---------- Given entries
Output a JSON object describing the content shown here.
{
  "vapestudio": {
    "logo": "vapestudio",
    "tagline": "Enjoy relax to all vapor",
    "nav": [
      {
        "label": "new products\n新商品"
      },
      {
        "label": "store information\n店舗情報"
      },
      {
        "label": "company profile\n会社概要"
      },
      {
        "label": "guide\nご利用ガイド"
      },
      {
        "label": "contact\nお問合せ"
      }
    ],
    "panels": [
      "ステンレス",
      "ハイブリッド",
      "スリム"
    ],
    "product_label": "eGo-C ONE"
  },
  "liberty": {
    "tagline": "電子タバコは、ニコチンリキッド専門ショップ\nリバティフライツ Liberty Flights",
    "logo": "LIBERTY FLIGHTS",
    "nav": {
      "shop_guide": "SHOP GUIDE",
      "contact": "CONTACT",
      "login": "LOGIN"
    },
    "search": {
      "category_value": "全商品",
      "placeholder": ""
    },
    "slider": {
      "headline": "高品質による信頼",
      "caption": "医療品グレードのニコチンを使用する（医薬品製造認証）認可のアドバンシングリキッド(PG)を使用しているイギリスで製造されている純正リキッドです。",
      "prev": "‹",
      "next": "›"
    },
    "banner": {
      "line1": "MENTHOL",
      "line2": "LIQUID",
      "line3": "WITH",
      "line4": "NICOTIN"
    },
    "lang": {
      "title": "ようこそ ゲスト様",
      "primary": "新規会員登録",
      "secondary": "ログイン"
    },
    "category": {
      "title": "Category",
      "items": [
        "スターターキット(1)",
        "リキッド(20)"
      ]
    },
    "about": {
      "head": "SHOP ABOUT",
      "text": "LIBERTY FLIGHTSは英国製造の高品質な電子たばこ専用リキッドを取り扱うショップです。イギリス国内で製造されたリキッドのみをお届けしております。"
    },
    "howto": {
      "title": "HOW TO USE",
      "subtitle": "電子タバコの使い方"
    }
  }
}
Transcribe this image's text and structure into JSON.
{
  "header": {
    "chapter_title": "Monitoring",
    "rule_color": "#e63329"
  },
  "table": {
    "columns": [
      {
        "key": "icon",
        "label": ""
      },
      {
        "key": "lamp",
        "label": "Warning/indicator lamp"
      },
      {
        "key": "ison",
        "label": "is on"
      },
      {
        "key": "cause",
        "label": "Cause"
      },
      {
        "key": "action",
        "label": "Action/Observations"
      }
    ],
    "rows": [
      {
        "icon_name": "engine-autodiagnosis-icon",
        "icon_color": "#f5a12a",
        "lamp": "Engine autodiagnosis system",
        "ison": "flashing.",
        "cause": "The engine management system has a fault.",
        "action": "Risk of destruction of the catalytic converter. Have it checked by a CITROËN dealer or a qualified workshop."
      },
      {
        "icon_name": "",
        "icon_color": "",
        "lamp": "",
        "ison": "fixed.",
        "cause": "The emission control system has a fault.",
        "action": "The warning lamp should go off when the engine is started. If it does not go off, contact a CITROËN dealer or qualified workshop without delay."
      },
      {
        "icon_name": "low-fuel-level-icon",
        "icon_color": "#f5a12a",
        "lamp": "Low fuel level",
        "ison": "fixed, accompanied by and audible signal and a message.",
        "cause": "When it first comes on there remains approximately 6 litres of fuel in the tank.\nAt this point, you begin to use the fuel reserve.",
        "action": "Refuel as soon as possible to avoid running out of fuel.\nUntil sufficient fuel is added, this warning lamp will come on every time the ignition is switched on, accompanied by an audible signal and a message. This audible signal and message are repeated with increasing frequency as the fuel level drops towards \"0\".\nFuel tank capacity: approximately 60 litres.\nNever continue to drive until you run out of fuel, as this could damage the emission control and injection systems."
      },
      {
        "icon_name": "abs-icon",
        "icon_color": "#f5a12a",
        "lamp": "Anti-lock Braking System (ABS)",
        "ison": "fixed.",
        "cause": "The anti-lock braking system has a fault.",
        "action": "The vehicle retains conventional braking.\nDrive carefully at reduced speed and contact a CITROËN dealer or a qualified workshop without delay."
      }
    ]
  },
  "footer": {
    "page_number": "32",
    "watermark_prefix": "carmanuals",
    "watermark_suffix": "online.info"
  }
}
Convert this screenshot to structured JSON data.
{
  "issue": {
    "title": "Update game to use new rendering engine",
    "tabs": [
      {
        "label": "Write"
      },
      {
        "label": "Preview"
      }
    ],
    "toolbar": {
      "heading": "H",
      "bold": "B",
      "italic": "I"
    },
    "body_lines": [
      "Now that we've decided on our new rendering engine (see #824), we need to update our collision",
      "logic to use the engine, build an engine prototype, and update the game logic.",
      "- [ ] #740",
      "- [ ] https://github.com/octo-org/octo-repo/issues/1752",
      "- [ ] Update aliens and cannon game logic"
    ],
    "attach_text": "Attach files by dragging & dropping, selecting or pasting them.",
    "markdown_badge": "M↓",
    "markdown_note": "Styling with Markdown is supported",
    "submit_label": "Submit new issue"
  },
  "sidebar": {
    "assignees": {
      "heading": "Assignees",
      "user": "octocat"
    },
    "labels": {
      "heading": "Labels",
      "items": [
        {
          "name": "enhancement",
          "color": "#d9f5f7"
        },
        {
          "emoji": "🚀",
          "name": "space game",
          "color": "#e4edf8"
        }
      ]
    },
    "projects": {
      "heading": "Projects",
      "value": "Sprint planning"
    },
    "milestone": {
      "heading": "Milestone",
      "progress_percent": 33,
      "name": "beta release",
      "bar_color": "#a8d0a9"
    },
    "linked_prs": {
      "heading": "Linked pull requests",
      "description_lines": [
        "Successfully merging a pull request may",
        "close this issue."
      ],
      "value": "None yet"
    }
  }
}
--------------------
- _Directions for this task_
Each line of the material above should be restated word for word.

- _Written solution_
Output a JSON object describing the content shown here.
{
  "vapestudio": {
    "logo": "vapestudio",
    "tagline": "Enjoy relax to all vapor",
    "nav": [
      {
        "label": "new products\n新商品"
      },
      {
        "label": "store information\n店舗情報"
      },
      {
        "label": "company profile\n会社概要"
      },
      {
        "label": "guide\nご利用ガイド"
      },
      {
        "label": "contact\nお問合せ"
      }
    ],
    "panels": [
      "ステンレス",
      "ハイブリッド",
      "スリム"
    ],
    "product_label": "eGo-C ONE"
  },
  "liberty": {
    "tagline": "電子タバコは、ニコチンリキッド専門ショップ\nリバティフライツ Liberty Flights",
    "logo": "LIBERTY FLIGHTS",
    "nav": {
      "shop_guide": "SHOP GUIDE",
      "contact": "CONTACT",
      "login": "LOGIN"
    },
    "search": {
      "category_value": "全商品",
      "placeholder": ""
    },
    "slider": {
      "headline": "高品質による信頼",
      "caption": "医療品グレードのニコチンを使用する（医薬品製造認証）認可のアドバンシングリキッド(PG)を使用しているイギリスで製造されている純正リキッドです。",
      "prev": "‹",
      "next": "›"
    },
    "banner": {
      "line1": "MENTHOL",
      "line2": "LIQUID",
      "line3": "WITH",
      "line4": "NICOTIN"
    },
    "lang": {
      "title": "ようこそ ゲスト様",
      "primary": "新規会員登録",
      "secondary": "ログイン"
    },
    "category": {
      "title": "Category",
      "items": [
        "スターターキット(1)",
        "リキッド(20)"
      ]
    },
    "about": {
      "head": "SHOP ABOUT",
      "text": "LIBERTY FLIGHTSは英国製造の高品質な電子たばこ専用リキッドを取り扱うショップです。イギリス国内で製造されたリキッドのみをお届けしております。"
    },
    "howto": {
      "title": "HOW TO USE",
      "subtitle": "電子タバコの使い方"
    }
  }
}
Transcribe this image's text and structure into JSON.
{
  "header": {
    "chapter_title": "Monitoring",
    "rule_color": "#e63329"
  },
  "table": {
    "columns": [
      {
        "key": "icon",
        "label": ""
      },
      {
        "key": "lamp",
        "label": "Warning/indicator lamp"
      },
      {
        "key": "ison",
        "label": "is on"
      },
      {
        "key": "cause",
        "label": "Cause"
      },
      {
        "key": "action",
        "label": "Action/Observations"
      }
    ],
    "rows": [
      {
        "icon_name": "engine-autodiagnosis-icon",
        "icon_color": "#f5a12a",
        "lamp": "Engine autodiagnosis system",
        "ison": "flashing.",
        "cause": "The engine management system has a fault.",
        "action": "Risk of destruction of the catalytic converter. Have it checked by a CITROËN dealer or a qualified workshop."
      },
      {
        "icon_name": "",
        "icon_color": "",
        "lamp": "",
        "ison": "fixed.",
        "cause": "The emission control system has a fault.",
        "action": "The warning lamp should go off when the engine is started. If it does not go off, contact a CITROËN dealer or qualified workshop without delay."
      },
      {
        "icon_name": "low-fuel-level-icon",
        "icon_color": "#f5a12a",
        "lamp": "Low fuel level",
        "ison": "fixed, accompanied by and audible signal and a message.",
        "cause": "When it first comes on there remains approximately 6 litres of fuel in the tank.\nAt this point, you begin to use the fuel reserve.",
        "action": "Refuel as soon as possible to avoid running out of fuel.\nUntil sufficient fuel is added, this warning lamp will come on every time the ignition is switched on, accompanied by an audible signal and a message. This audible signal and message are repeated with increasing frequency as the fuel level drops towards \"0\".\nFuel tank capacity: approximately 60 litres.\nNever continue to drive until you run out of fuel, as this could damage the emission control and injection systems."
      },
      {
        "icon_name": "abs-icon",
        "icon_color": "#f5a12a",
        "lamp": "Anti-lock Braking System (ABS)",
        "ison": "fixed.",
        "cause": "The anti-lock braking system has a fault.",
        "action": "The vehicle retains conventional braking.\nDrive carefully at reduced speed and contact a CITROËN dealer or a qualified workshop without delay."
      }
    ]
  },
  "footer": {
    "page_number": "32",
    "watermark_prefix": "carmanuals",
    "watermark_suffix": "online.info"
  }
}
Convert this screenshot to structured JSON data.
{
  "issue": {
    "title": "Update game to use new rendering engine",
    "tabs": [
      {
        "label": "Write"
      },
      {
        "label": "Preview"
      }
    ],
    "toolbar": {
      "heading": "H",
      "bold": "B",
      "italic": "I"
    },
    "body_lines": [
      "Now that we've decided on our new rendering engine (see #824), we need to update our collision",
      "logic to use the engine, build an engine prototype, and update the game logic.",
      "- [ ] #740",
      "- [ ] https://github.com/octo-org/octo-repo/issues/1752",
      "- [ ] Update aliens and cannon game logic"
    ],
    "attach_text": "Attach files by dragging & dropping, selecting or pasting them.",
    "markdown_badge": "M↓",
    "markdown_note": "Styling with Markdown is supported",
    "submit_label": "Submit new issue"
  },
  "sidebar": {
    "assignees": {
      "heading": "Assignees",
      "user": "octocat"
    },
    "labels": {
      "heading": "Labels",
      "items": [
        {
          "name": "enhancement",
          "color": "#d9f5f7"
        },
        {
          "emoji": "🚀",
          "name": "space game",
          "color": "#e4edf8"
        }
      ]
    },
    "projects": {
      "heading": "Projects",
      "value": "Sprint planning"
    },
    "milestone": {
      "heading": "Milestone",
      "progress_percent": 33,
      "name": "beta release",
      "bar_color": "#a8d0a9"
    },
    "linked_prs": {
      "heading": "Linked pull requests",
      "description_lines": [
        "Successfully merging a pull request may",
        "close this issue."
      ],
      "value": "None yet"
    }
  }
}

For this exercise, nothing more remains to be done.